Maybe Sundays – I’m Here



I’m Here (2010, dir. Spike Jonze)
Starring Andrew Garfield, Sienna Guillory

I’m Here is available to watch at http://www.imheremovie.com/
I would recommend you go here instead: http://www.youtube.com/watch?v=_TQuzRCbpsY

Brief note on the presentation of the film, before I get into my review: The film is sponsored by Absolut Vodka, who decided to offer the film to online audiences in one of the stupidest ways possible. The film has scheduled showings, forcing you to wait in a queue to watch it. There’s no reason why this should be, as plenty of other video media is offered on demand. This seems to have been a move on the marketing department, and who knows how many countless viewers they will lose because of this nonsensical wait time.
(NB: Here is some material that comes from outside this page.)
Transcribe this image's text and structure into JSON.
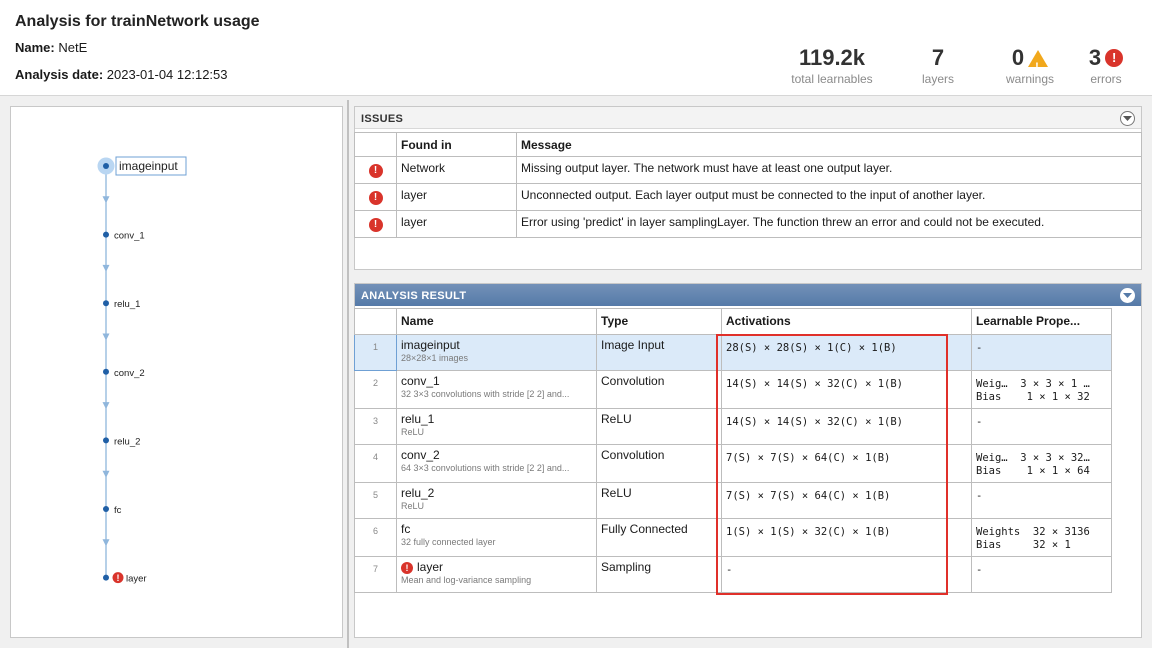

Onto the review:

Spike Jonze knows how to work with very little, and create a lot. Here he employs his trademark marriage of low-tech and high tech to create a very fleshed out world in just about 30 minutes. The story is a science fiction one, but a sort of retro-futuristic Los Angeles. Humans and robots live together, the robots appear to be built of those unattractive beige computer cases from the 90s. The only CG employed are in the eyes and mouths of the characters, and that is done in a subtle way.

The story follows Sheldon, a librarian robot who is introverted and nervous, returning to his apartment every evening, plugging into the wall recharger and sitting alone. One day he happens to meet Francesca, a female robot who is driving a car, something robots are not allowed in this world. The two hit it off and a romance develops. During a concert, the crowd gets a little rough and Francesca loses her arm. In an act of love, Sheldon unscrews his own and gives it to her. As their relationship continues, it becomes apparent a larger sacrifice will be made. The film is an interesting mix of heartbreaking and unsettling. A lot of the choices made in this relationship appear to be one sided, and it can be read as an act of unconditional love or of a selfishness. Definitely worth a watch and a beautiful looking film from director Jonze.